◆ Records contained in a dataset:
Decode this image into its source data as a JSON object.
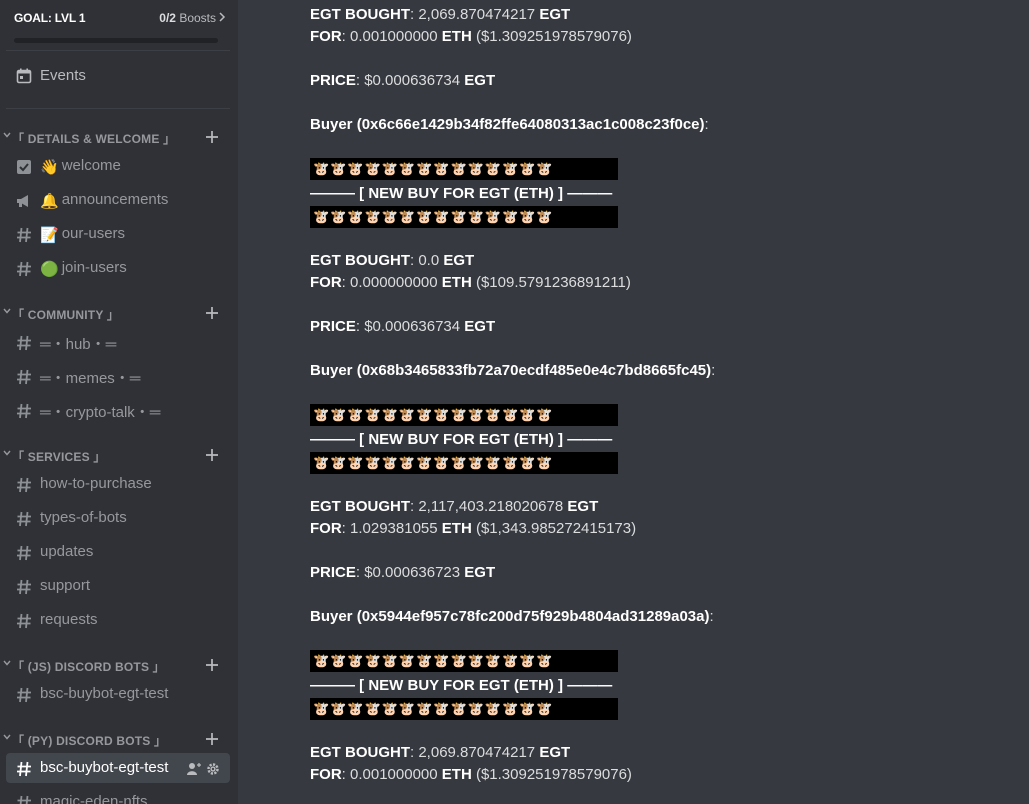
{
  "sidebar": {
    "goal": {
      "title": "GOAL: LVL 1",
      "boosts_count": "0/2",
      "boosts_label": "Boosts"
    },
    "events_label": "Events",
    "categories": [
      {
        "name": "「 DETAILS & WELCOME 」",
        "channels": [
          {
            "emoji": "👋",
            "label": "welcome",
            "icon": "checkbox-channel-icon"
          },
          {
            "emoji": "🔔",
            "label": "announcements",
            "icon": "megaphone-icon"
          },
          {
            "emoji": "📝",
            "label": "our-users",
            "icon": "hashtag-icon"
          },
          {
            "emoji": "🟢",
            "label": "join-users",
            "icon": "hashtag-icon"
          }
        ]
      },
      {
        "name": "「 COMMUNITY 」",
        "channels": [
          {
            "label": "═・hub・═",
            "icon": "hashtag-icon"
          },
          {
            "label": "═・memes・═",
            "icon": "hashtag-icon"
          },
          {
            "label": "═・crypto-talk・═",
            "icon": "hashtag-icon"
          }
        ]
      },
      {
        "name": "「 SERVICES 」",
        "channels": [
          {
            "label": "how-to-purchase",
            "icon": "hashtag-icon"
          },
          {
            "label": "types-of-bots",
            "icon": "hashtag-icon"
          },
          {
            "label": "updates",
            "icon": "hashtag-icon"
          },
          {
            "label": "support",
            "icon": "hashtag-icon"
          },
          {
            "label": "requests",
            "icon": "hashtag-icon"
          }
        ]
      },
      {
        "name": "「 (JS) DISCORD BOTS 」",
        "channels": [
          {
            "label": "bsc-buybot-egt-test",
            "icon": "hashtag-icon"
          }
        ]
      },
      {
        "name": "「 (PY) DISCORD BOTS 」",
        "channels": [
          {
            "label": "bsc-buybot-egt-test",
            "icon": "hashtag-icon",
            "active": true
          },
          {
            "label": "magic-eden-nfts",
            "icon": "hashtag-icon"
          }
        ]
      }
    ]
  },
  "messages": {
    "banner_emojis": "🐮🐮🐮🐮🐮🐮🐮🐮🐮🐮🐮🐮🐮🐮",
    "banner_title": "——— [ NEW BUY FOR EGT (ETH) ] ———",
    "labels": {
      "bought": "EGT BOUGHT",
      "for": "FOR",
      "price": "PRICE",
      "buyer": "Buyer",
      "egt": "EGT",
      "eth": "ETH"
    },
    "top": {
      "bought": "2,069.870474217",
      "for_eth": "0.001000000",
      "for_usd": "($1.309251978579076)",
      "price": "$0.000636734",
      "buyer": "(0x6c66e1429b34f82ffe64080313ac1c008c23f0ce)"
    },
    "buys": [
      {
        "bought": "0.0",
        "for_eth": "0.000000000",
        "for_usd": "($109.5791236891211)",
        "price": "$0.000636734",
        "buyer": "(0x68b3465833fb72a70ecdf485e0e4c7bd8665fc45)"
      },
      {
        "bought": "2,117,403.218020678",
        "for_eth": "1.029381055",
        "for_usd": "($1,343.985272415173)",
        "price": "$0.000636723",
        "buyer": "(0x5944ef957c78fc200d75f929b4804ad31289a03a)"
      },
      {
        "bought": "2,069.870474217",
        "for_eth": "0.001000000",
        "for_usd": "($1.309251978579076)"
      }
    ]
  },
  "colors": {
    "sidebar_bg": "#2f3136",
    "main_bg": "#36393f",
    "active_channel_bg": "#42464d",
    "muted_text": "#96989d",
    "banner_bg": "#000000"
  }
}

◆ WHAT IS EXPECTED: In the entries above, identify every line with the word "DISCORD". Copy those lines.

◆ EXPECTED ANSWER:
        "name": "「 (JS) DISCORD BOTS 」",
        "name": "「 (PY) DISCORD BOTS 」",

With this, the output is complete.